Matter in neutron star collisions reaches densities up to few times the nuclear saturation threshold, ρ and temperatures up to one hundred MeV. Understanding the structure and composition of such matter requires many-body non-perturbative calculations that are currently highly uncertain. Unique constraints on the neutron star matter are provided by gravitational-wave observations aided by numerical relativity simulations. In this work, we explore the thermodynamical conditions of matter along the merger dynamics. We consider 3 microphysical equations of state and numerical relativity simulations including approximate neutrino transport. The neutron star cores collision and their multiple bounces heat the initially cold matter to several tens of MeV. Streams of hot matter with initial densities ∼ 1 - 2 ρ move outwards and cool due to decompression and neutrino emission. The merger can result in a neutron star remnant with densities up to 3 - 5 ρ and temperatures ∼ 50 MeV. The highest temperatures are confined in an approximately spherical annulus at densities ∼ ρ. Such temperatures favour positron-neutron capture thus leading to a neutrino emission dominated by electron antineutrinos. We study the impact of trapped neutrinos on the remnant matter’s pressure, electron fraction and temperature and find that it has a negligible effect. Disks around neutron star or black hole remnant are neutron rich and not isentropic, but they differ in size, entropy and lepton fraction depending on the nature of the central object.

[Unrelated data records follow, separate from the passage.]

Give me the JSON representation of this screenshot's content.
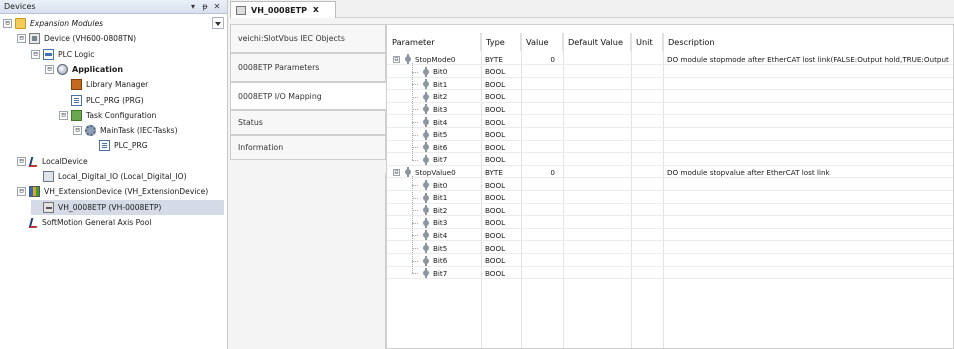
{
  "devices_panel": {
    "title": "Devices",
    "header_buttons": [
      "▾",
      "ᵽ",
      "✕"
    ],
    "tree": [
      {
        "label": "Expansion Modules",
        "icon": "folder-icon",
        "level": 0,
        "expander": "⊟",
        "style": "italic"
      },
      {
        "label": "Device (VH600-0808TN)",
        "icon": "device-icon",
        "level": 1,
        "expander": "⊟"
      },
      {
        "label": "PLC Logic",
        "icon": "plc-logic-icon",
        "level": 2,
        "expander": "⊟"
      },
      {
        "label": "Application",
        "icon": "application-icon",
        "level": 3,
        "expander": "⊟",
        "style": "bold"
      },
      {
        "label": "Library Manager",
        "icon": "library-manager-icon",
        "level": 4,
        "expander": ""
      },
      {
        "label": "PLC_PRG (PRG)",
        "icon": "program-icon",
        "level": 4,
        "expander": ""
      },
      {
        "label": "Task Configuration",
        "icon": "task-configuration-icon",
        "level": 4,
        "expander": "⊟"
      },
      {
        "label": "MainTask (IEC-Tasks)",
        "icon": "task-gear-icon",
        "level": 5,
        "expander": "⊟"
      },
      {
        "label": "PLC_PRG",
        "icon": "program-call-icon",
        "level": 6,
        "expander": ""
      },
      {
        "label": "LocalDevice",
        "icon": "local-device-icon",
        "level": 1,
        "expander": "⊟"
      },
      {
        "label": "Local_Digital_IO (Local_Digital_IO)",
        "icon": "digital-io-icon",
        "level": 2,
        "expander": ""
      },
      {
        "label": "VH_ExtensionDevice (VH_ExtensionDevice)",
        "icon": "extension-device-icon",
        "level": 1,
        "expander": "⊟"
      },
      {
        "label": "VH_0008ETP (VH-0008ETP)",
        "icon": "io-module-icon",
        "level": 2,
        "expander": "",
        "selected": true
      },
      {
        "label": "SoftMotion General Axis Pool",
        "icon": "softmotion-icon",
        "level": 1,
        "expander": ""
      }
    ]
  },
  "editor": {
    "tab": {
      "label": "VH_0008ETP",
      "close": "x"
    },
    "side_tabs": [
      {
        "label": "veichi:SlotVbus IEC Objects",
        "active": false
      },
      {
        "label": "0008ETP Parameters",
        "active": false
      },
      {
        "label": "0008ETP I/O Mapping",
        "active": true
      },
      {
        "label": "Status",
        "active": false
      },
      {
        "label": "Information",
        "active": false
      }
    ],
    "columns": [
      "Parameter",
      "Type",
      "Value",
      "Default Value",
      "Unit",
      "Description"
    ],
    "rows": [
      {
        "name": "StopMode0",
        "type": "BYTE",
        "value": "0",
        "default": "",
        "unit": "",
        "description": "DO module stopmode after EtherCAT lost link(FALSE:Output hold,TRUE:Output",
        "group": true,
        "expander": "⊟"
      },
      {
        "name": "Bit0",
        "type": "BOOL",
        "value": "",
        "default": "",
        "unit": "",
        "description": "",
        "group": false
      },
      {
        "name": "Bit1",
        "type": "BOOL",
        "value": "",
        "default": "",
        "unit": "",
        "description": "",
        "group": false
      },
      {
        "name": "Bit2",
        "type": "BOOL",
        "value": "",
        "default": "",
        "unit": "",
        "description": "",
        "group": false
      },
      {
        "name": "Bit3",
        "type": "BOOL",
        "value": "",
        "default": "",
        "unit": "",
        "description": "",
        "group": false
      },
      {
        "name": "Bit4",
        "type": "BOOL",
        "value": "",
        "default": "",
        "unit": "",
        "description": "",
        "group": false
      },
      {
        "name": "Bit5",
        "type": "BOOL",
        "value": "",
        "default": "",
        "unit": "",
        "description": "",
        "group": false
      },
      {
        "name": "Bit6",
        "type": "BOOL",
        "value": "",
        "default": "",
        "unit": "",
        "description": "",
        "group": false
      },
      {
        "name": "Bit7",
        "type": "BOOL",
        "value": "",
        "default": "",
        "unit": "",
        "description": "",
        "group": false
      },
      {
        "name": "StopValue0",
        "type": "BYTE",
        "value": "0",
        "default": "",
        "unit": "",
        "description": "DO module stopvalue after EtherCAT lost link",
        "group": true,
        "expander": "⊟"
      },
      {
        "name": "Bit0",
        "type": "BOOL",
        "value": "",
        "default": "",
        "unit": "",
        "description": "",
        "group": false
      },
      {
        "name": "Bit1",
        "type": "BOOL",
        "value": "",
        "default": "",
        "unit": "",
        "description": "",
        "group": false
      },
      {
        "name": "Bit2",
        "type": "BOOL",
        "value": "",
        "default": "",
        "unit": "",
        "description": "",
        "group": false
      },
      {
        "name": "Bit3",
        "type": "BOOL",
        "value": "",
        "default": "",
        "unit": "",
        "description": "",
        "group": false
      },
      {
        "name": "Bit4",
        "type": "BOOL",
        "value": "",
        "default": "",
        "unit": "",
        "description": "",
        "group": false
      },
      {
        "name": "Bit5",
        "type": "BOOL",
        "value": "",
        "default": "",
        "unit": "",
        "description": "",
        "group": false
      },
      {
        "name": "Bit6",
        "type": "BOOL",
        "value": "",
        "default": "",
        "unit": "",
        "description": "",
        "group": false
      },
      {
        "name": "Bit7",
        "type": "BOOL",
        "value": "",
        "default": "",
        "unit": "",
        "description": "",
        "group": false
      }
    ]
  }
}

In the presence of a black hole, disks are smaller and mostly transparent to neutrinos; in presence of a massive neutron star, they are more massive, geometrically and optically thick.
All Science Journal Classification (ASJC) codes
- Nuclear and High Energy Physics